The synthetic cork grip is not particularly durable. One online reviewer found that the synthetic cork ground off one of the poles, and peeled off from the other pole. Other reviewers found the poles to function well at moderate speed on smooth, even terrain, but their grip felt insecure on steeper sections or at higher speeds.
Several reviewers mentioned that one of their poles broke. One person broke a pole on the descent from a hike, and another broke after ten hikes. Another user broke his poles on the first use. He slipped and fell, caught himself with the pole, and it snapped in half. Carbon fiber poles can be more likely to break than aluminum poles, which bend, rather than snapping. Carbon is more prone to fracture.
While the lower sections of these poles are carbon, the upper sections look like aluminum. We took the poles completely apart and looked inside, and the inside of the top shaft looks shiny, as though it's made of fiberglass. That said, Cascade Mountain Tech lists the shaft material as 100% Carbon Fiber, so we'll take their word for it. The tips are not replaceable, but the entire lower pole shaft can be replaced if the tips wear out.
The Cascade poles come with four different tips — boots, mud baskets, snow baskets, and small tips. The boot would be useful if hiking in the Utah desert since poles work best with a rubber tip protector when hiking on slick rock trails.

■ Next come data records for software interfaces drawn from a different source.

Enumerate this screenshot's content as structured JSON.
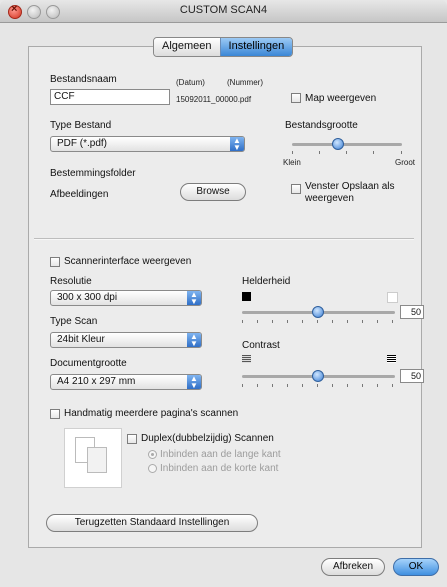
{
  "window": {
    "title": "CUSTOM SCAN4"
  },
  "tabs": [
    {
      "label": "Algemeen"
    },
    {
      "label": "Instellingen"
    }
  ],
  "filename": {
    "label": "Bestandsnaam",
    "value": "CCF",
    "date_label": "(Datum)",
    "number_label": "(Nummer)",
    "example": "15092011_00000.pdf",
    "show_folder_label": "Map weergeven"
  },
  "file_type": {
    "label": "Type Bestand",
    "value": "PDF (*.pdf)"
  },
  "file_size": {
    "label": "Bestandsgrootte",
    "min_label": "Klein",
    "max_label": "Groot",
    "level_percent": 50
  },
  "destination": {
    "label": "Bestemmingsfolder",
    "folder": "Afbeeldingen",
    "browse_label": "Browse",
    "show_save_window_label": "Venster Opslaan als weergeven"
  },
  "scanner_interface_label": "Scannerinterface weergeven",
  "resolution": {
    "label": "Resolutie",
    "value": "300 x 300 dpi"
  },
  "scan_type": {
    "label": "Type Scan",
    "value": "24bit Kleur"
  },
  "document_size": {
    "label": "Documentgrootte",
    "value": "A4  210 x 297 mm"
  },
  "brightness": {
    "label": "Helderheid",
    "value": "50"
  },
  "contrast": {
    "label": "Contrast",
    "value": "50"
  },
  "multi_page_label": "Handmatig meerdere pagina's scannen",
  "duplex": {
    "label": "Duplex(dubbelzijdig) Scannen",
    "long_edge": "Inbinden aan de lange kant",
    "short_edge": "Inbinden aan de korte kant"
  },
  "reset_label": "Terugzetten Standaard Instellingen",
  "cancel_label": "Afbreken",
  "ok_label": "OK"
}
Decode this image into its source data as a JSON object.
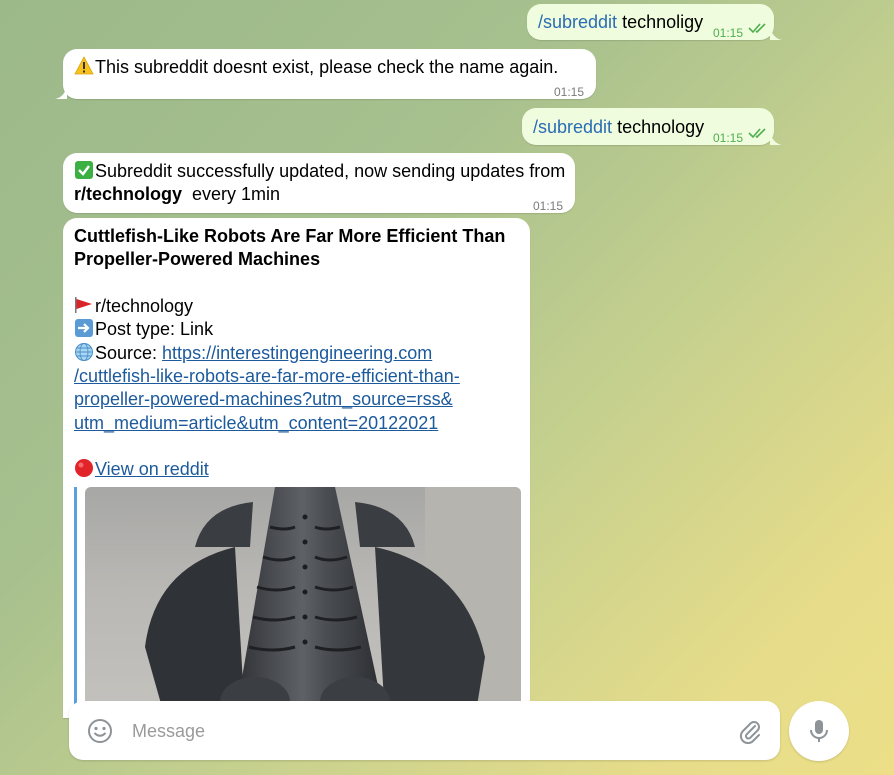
{
  "messages": {
    "m1": {
      "command": "/subreddit",
      "text": " technoligy",
      "time": "01:15"
    },
    "m2": {
      "text": "This subreddit doesnt exist, please check the name again.",
      "time": "01:15"
    },
    "m3": {
      "command": "/subreddit",
      "text": " technology",
      "time": "01:15"
    },
    "m4": {
      "line1": "Subreddit successfully updated, now sending updates from",
      "subreddit": "r/technology",
      "interval": "every 1min",
      "time": "01:15"
    },
    "m5": {
      "title": "Cuttlefish-Like Robots Are Far More Efficient Than Propeller-Powered Machines",
      "subreddit": "r/technology",
      "post_type": "Post type: Link",
      "source_label": "Source: ",
      "source_url_1": "https://interestingengineering.com",
      "source_url_2": "/cuttlefish-like-robots-are-far-more-efficient-than-",
      "source_url_3": "propeller-powered-machines?utm_source=rss&",
      "source_url_4": "utm_medium=article&utm_content=20122021",
      "reddit_link": "View on reddit"
    }
  },
  "composer": {
    "placeholder": "Message"
  },
  "icons": [
    "warning-icon",
    "check-icon",
    "flag-icon",
    "arrow-right-icon",
    "globe-icon",
    "red-circle-icon",
    "smile-icon",
    "attach-icon",
    "mic-icon",
    "read-ticks-icon"
  ],
  "colors": {
    "outgoing_bubble": "#effdde",
    "incoming_bubble": "#ffffff",
    "link": "#1c5a9c",
    "time_outgoing": "#4fae4e"
  }
}
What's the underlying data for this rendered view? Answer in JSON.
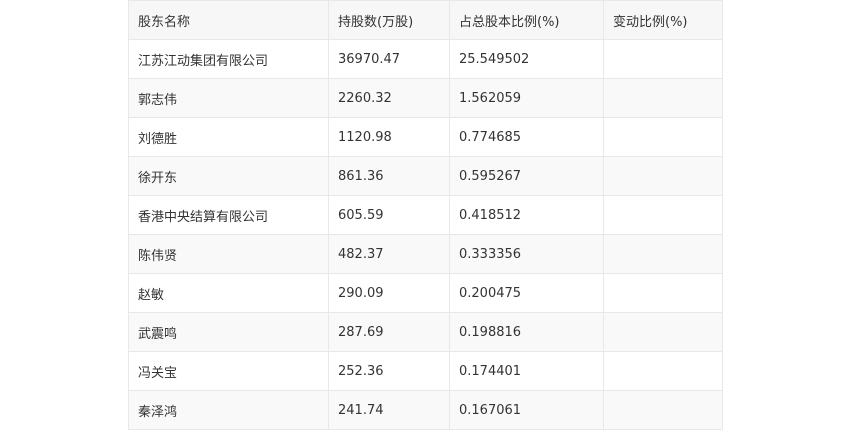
{
  "table": {
    "headers": [
      "股东名称",
      "持股数(万股)",
      "占总股本比例(%)",
      "变动比例(%)"
    ],
    "rows": [
      [
        "江苏江动集团有限公司",
        "36970.47",
        "25.549502",
        ""
      ],
      [
        "郭志伟",
        "2260.32",
        "1.562059",
        ""
      ],
      [
        "刘德胜",
        "1120.98",
        "0.774685",
        ""
      ],
      [
        "徐开东",
        "861.36",
        "0.595267",
        ""
      ],
      [
        "香港中央结算有限公司",
        "605.59",
        "0.418512",
        ""
      ],
      [
        "陈伟贤",
        "482.37",
        "0.333356",
        ""
      ],
      [
        "赵敏",
        "290.09",
        "0.200475",
        ""
      ],
      [
        "武震鸣",
        "287.69",
        "0.198816",
        ""
      ],
      [
        "冯关宝",
        "252.36",
        "0.174401",
        ""
      ],
      [
        "秦泽鸿",
        "241.74",
        "0.167061",
        ""
      ]
    ]
  }
}
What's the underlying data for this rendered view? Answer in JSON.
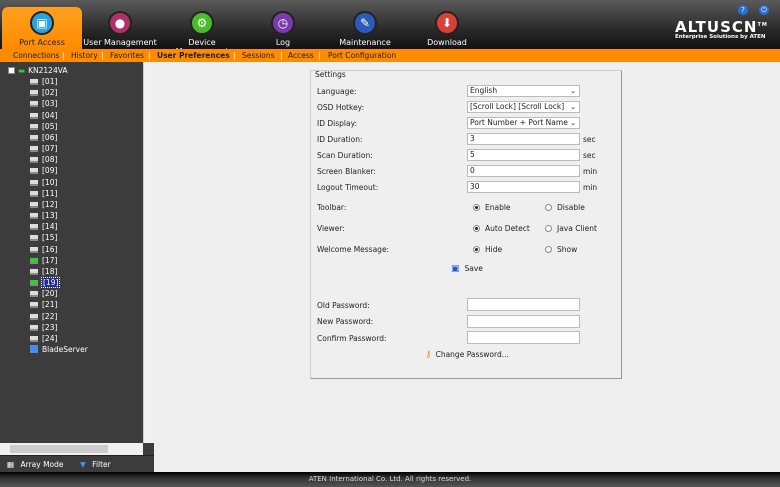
{
  "header": {
    "tabs": [
      {
        "label": "Port Access",
        "icon": "port-access-icon",
        "active": true
      },
      {
        "label": "User Management",
        "icon": "users-icon"
      },
      {
        "label": "Device Management",
        "icon": "device-icon"
      },
      {
        "label": "Log",
        "icon": "log-icon"
      },
      {
        "label": "Maintenance",
        "icon": "maintenance-icon"
      },
      {
        "label": "Download",
        "icon": "download-icon"
      }
    ],
    "logo": "ALTUSCN",
    "logo_tm": "TM",
    "logo_sub": "Enterprise Solutions by ATEN",
    "accent": "#ff8c00"
  },
  "subnav": {
    "items": [
      "Connections",
      "History",
      "Favorites",
      "User Preferences",
      "Sessions",
      "Access",
      "Port Configuration"
    ],
    "active": "User Preferences"
  },
  "sidebar": {
    "root": "KN2124VA",
    "ports": [
      "[01]",
      "[02]",
      "[03]",
      "[04]",
      "[05]",
      "[06]",
      "[07]",
      "[08]",
      "[09]",
      "[10]",
      "[11]",
      "[12]",
      "[13]",
      "[14]",
      "[15]",
      "[16]",
      "[17]",
      "[18]",
      "[19]",
      "[20]",
      "[21]",
      "[22]",
      "[23]",
      "[24]"
    ],
    "online": [
      "[17]",
      "[19]"
    ],
    "selected": "[19]",
    "blade": "BladeServer",
    "array_mode": "Array Mode",
    "filter": "Filter"
  },
  "settings": {
    "legend": "Settings",
    "language": {
      "label": "Language:",
      "value": "English"
    },
    "hotkey": {
      "label": "OSD Hotkey:",
      "value": "[Scroll Lock] [Scroll Lock]"
    },
    "id_display": {
      "label": "ID Display:",
      "value": "Port Number + Port Name"
    },
    "id_duration": {
      "label": "ID Duration:",
      "value": "3",
      "unit": "sec"
    },
    "scan_duration": {
      "label": "Scan Duration:",
      "value": "5",
      "unit": "sec"
    },
    "screen_blanker": {
      "label": "Screen Blanker:",
      "value": "0",
      "unit": "min"
    },
    "logout_timeout": {
      "label": "Logout Timeout:",
      "value": "30",
      "unit": "min"
    },
    "toolbar": {
      "label": "Toolbar:",
      "opt1": "Enable",
      "opt2": "Disable",
      "selected": "Enable"
    },
    "viewer": {
      "label": "Viewer:",
      "opt1": "Auto Detect",
      "opt2": "Java Client",
      "selected": "Auto Detect"
    },
    "welcome": {
      "label": "Welcome Message:",
      "opt1": "Hide",
      "opt2": "Show",
      "selected": "Hide"
    },
    "save": "Save",
    "old_pw": "Old Password:",
    "new_pw": "New Password:",
    "confirm_pw": "Confirm Password:",
    "change_pw": "Change Password..."
  },
  "footer": "ATEN International Co. Ltd. All rights reserved."
}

Other hikers have used them when trail running and on day and multi-day hikes. We might be hesitant to use them on hikes abroad, such as two to three-week treks in Nepal, where, if a pole broke, it would be challenging to repair the pole and may be hard to replace during the trip.
With the snow basket, the Cascade can be used for snowshoeing or backcountry skiing. This pole would not be our first choice to use when alpine skiing because of the bulky lower quick lock lever, which could hit your ski edge.
Ultralight through-hikers appreciate the length of this pole. If they erect a shelter that requires trekking poles to pitch, the 54-inch maximum length is a good fit.
The best applications for the Cascade pole include hiking, trail running, backpacking, snowshoeing, and skiing. This could be a great pole for someone who only uses a trekking pole a few times a year and isn't ready to commit to a high dollar version with all top of the line features.
Here are the Mountain Tech's four different tips and baskets. From left -- 1: A rubber tip for rock that's very handy for Utah slickrock; 2. A 'walking foot' for hard surfaces 3. A normal basket for trekking on most trails; and 4. A powder basket for snowshoeing, backcountry skiing, and hiking in deeper snow.
There's no question that the Mountain Tech poles are an excellent value, especially considering the included interchangeable tips. These poles are less than half the cost of many mid-range poles and a quarter the cost of our most expensive contenders. If you just need a basic trekking pole without too many bells and whistles and you're not looking to break the bank, this could be the one for you.
The Cascade Mountain Tech poles are a good entry-level pole for new hikers and trekkers. While someone may be hesitant to spend $100 or more for their first pair of trekking poles, this pole gives people an option of buying a less expensive pole. This means that they can determine whether or not they like hiking with poles, and test various features, such as — do they prefer a foam or a cork grip? Do they use the lower grip extension, or do they not need this feature?